=== Aim of the exercise ===
Using the data below, return all lines in which "icon" appears.

=== Input data ===
*** Begin section ***

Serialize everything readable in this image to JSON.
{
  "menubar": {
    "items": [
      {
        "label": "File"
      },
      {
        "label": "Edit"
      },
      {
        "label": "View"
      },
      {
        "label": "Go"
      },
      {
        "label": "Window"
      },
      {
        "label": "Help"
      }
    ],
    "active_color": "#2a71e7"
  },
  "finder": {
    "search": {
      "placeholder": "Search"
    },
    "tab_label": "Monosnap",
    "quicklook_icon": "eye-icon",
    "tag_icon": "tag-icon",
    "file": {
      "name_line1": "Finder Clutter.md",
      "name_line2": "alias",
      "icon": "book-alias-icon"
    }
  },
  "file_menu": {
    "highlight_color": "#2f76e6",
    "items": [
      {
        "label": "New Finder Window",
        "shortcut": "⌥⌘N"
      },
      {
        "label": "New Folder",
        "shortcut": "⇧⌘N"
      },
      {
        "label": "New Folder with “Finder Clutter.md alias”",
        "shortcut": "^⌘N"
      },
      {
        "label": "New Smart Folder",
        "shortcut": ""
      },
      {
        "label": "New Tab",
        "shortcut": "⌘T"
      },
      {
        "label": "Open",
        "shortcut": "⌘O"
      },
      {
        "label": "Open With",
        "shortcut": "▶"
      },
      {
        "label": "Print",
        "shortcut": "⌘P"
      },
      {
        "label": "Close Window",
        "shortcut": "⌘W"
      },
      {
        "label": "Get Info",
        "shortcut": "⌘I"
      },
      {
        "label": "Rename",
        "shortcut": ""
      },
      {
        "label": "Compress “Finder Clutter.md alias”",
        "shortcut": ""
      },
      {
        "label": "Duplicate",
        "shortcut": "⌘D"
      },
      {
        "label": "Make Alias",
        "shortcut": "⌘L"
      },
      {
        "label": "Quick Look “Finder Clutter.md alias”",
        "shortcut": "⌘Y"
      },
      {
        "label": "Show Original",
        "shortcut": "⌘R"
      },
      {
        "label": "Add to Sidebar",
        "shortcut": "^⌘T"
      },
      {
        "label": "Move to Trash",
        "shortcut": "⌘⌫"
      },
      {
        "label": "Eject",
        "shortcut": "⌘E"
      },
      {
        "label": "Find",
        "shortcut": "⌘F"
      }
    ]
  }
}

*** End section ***

=== Answer to this problem ===
    "quicklook_icon": "eye-icon",
    "tag_icon": "tag-icon",
      "icon": "book-alias-icon"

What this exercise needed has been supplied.